This week’s object has been chosen by students on the Medieval and Renaissance Year Course, and is by the great Florentine sculptor Donatello (1386-1466). It is an image of the Virgin and Child, by far the most common type of privately owned art object in this period. Images such as this served as aids to daily prayer, and were available in a wide range of materials, styles and formats, to suit different tastes and budgets. The Virgin and Child is a tiny relief, only 12 cm high, in painted stucco – a form of plaster – set into a gilded wooden ‘tabernacle’ frame. On either side of the frame, a pair of angels hold a billowing mantle over the Virgin and Child, like a simple canopy; above, in the gable, is a figure of God the father, his hand raised in blessing, and holding the orb that signifies the world; below, the recumbent figure of Eve is a reminder of Mary’s role as the new or second Eve, whose role is to redeem the original sin committed by Eve herself. Beneath, on a console, is a figure of a prophet with a scroll foretelling the birth of Christ. The frame is decorated with an inscription bearing the words ‘Ave Maria, Gratia Plena’ [Hail Mary, full of grace], the opening of one of the most popular prayers to the Virgin, which would presumably have acted as a prompt for the owner of the image.

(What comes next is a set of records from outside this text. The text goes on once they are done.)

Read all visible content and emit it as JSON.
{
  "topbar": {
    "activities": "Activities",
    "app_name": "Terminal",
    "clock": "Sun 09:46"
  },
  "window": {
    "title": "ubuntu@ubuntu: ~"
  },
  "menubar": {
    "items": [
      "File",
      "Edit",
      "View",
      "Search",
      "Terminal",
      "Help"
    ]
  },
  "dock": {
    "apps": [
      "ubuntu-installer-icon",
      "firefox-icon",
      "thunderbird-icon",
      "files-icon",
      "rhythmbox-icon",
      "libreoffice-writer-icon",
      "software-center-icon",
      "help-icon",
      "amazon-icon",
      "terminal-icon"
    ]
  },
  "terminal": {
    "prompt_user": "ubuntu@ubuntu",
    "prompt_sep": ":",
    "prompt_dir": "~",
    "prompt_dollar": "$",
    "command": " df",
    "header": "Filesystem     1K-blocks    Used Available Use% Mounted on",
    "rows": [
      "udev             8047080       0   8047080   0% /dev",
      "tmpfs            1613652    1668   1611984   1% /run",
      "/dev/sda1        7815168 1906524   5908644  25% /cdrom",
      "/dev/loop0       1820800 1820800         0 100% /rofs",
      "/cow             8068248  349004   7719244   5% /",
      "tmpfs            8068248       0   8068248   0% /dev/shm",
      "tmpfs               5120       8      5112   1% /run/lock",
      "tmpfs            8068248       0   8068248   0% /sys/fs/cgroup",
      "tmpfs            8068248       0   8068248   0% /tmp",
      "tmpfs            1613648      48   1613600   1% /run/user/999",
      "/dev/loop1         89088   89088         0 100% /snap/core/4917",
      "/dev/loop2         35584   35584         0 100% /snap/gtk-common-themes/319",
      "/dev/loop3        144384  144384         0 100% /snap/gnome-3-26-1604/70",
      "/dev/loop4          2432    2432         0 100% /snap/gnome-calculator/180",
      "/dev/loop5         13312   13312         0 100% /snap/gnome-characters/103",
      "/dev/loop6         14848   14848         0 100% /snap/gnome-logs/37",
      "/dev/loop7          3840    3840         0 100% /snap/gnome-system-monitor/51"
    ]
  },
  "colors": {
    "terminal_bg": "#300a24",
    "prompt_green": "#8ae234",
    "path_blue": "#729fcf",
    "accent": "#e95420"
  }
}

Donatello, Virgin and Child, Florence, Italy, Painted and gilded stucco in a contemporary wood frame, Medieval and Renaissance Galleries, Room 64, Case 4, Mus Ref: A.45-1926 © Victoria and Albert Museum, London
Stylistically, the relief stands on the cusp between ‘medieval’ and ‘renaissance’, suggesting a date in the 1430s or 40s. The Virgin resembles the type of an ancient Roman matron, in severe profile, with crimped hair and straight nose, although her white and blue striped headscarf is typical of the sort of head covering worn by non-elite women in mid-fifteenth-century Italy, perhaps to resonate with the contemporary user, who might well have been a woman. The form of the frame, with its triangular pediment, also reflects the newly fashionable classical style. The painted figures, attributed to the Florentine painter Paolo di Stefano, are in a more conservative style, most notably the semi-nude figure of Eve, which possesses none of the classicising elements found in contemporary sculpture.
Donatello, Virgin and Child Plaquette, Florence, Italy, Bronze, Mus Ref: 5473-1859 © Victoria and Albert Museum, London
The stucco relief was cast after a bronze plaquette by Donatello, which is displayed nearby. Both bronze and stucco could be produced serially, using moulds, but while bronze was comparatively costly, stucco was an inexpensive material. It could, however, be painted and gilded, and set in a frame, as here, to create the impression of a more materially sumptuous object. Inexpensive stucco reliefs could be bought ‘off the peg’ in the artist’s workshop, or customised for the client. Our Virgin and Child is testimony to the growing market for affordable domestic images amongst the middle class, as distinct from elite families such as the Medici, and the development of new, inexpensive reproductive techniques to meet demand.
One of the things that make our Virgin and Child so appealing is that we can easily imagine how it was displayed. It still preserves the iron ring, at the top of the pediment, from which it was suspended, and there are hinges on either side of the frame, suggesting that it once had wings that could be closed over the image. It would be kept closed when not in use, and opened for prayer: the practice of concealing and revealing added to the drama of devotion and contributed to the sacred aura of the image itself. Hanging on the wall, probably in a bedroom, an image of the Virgin and Child – even from behind closed doors – sanctified the room; smaller ones, such as this – its total height, including the frame, is only 36.5 cm – could also be taken down and held in the hands, or even kissed, during the most intimate moments of prayer.
Urban audiences were encouraged by preachers to measure their private lives against ideals of pious behaviour. St Antoninus, Archbishop of Florence (1389-1449), recommended mothers to show their children the image of the Virgin and Child displayed in their homes, as exemplary behavioural models, eloquent testimony to the potency images such as this possessed for ordinary people going about their daily lives.
“Twenty Objects for Twenty Years” is a series of articles written by Paula Nuttall, Director of the Late Medieval to Early Renaissance Year Course, exploring some of her favourite pieces in the V&A’s extensive Renaissance collections along with contributions from students and museum staff. You can find the rest of the series along with other posts from the Learning Department at the V&A on their blog.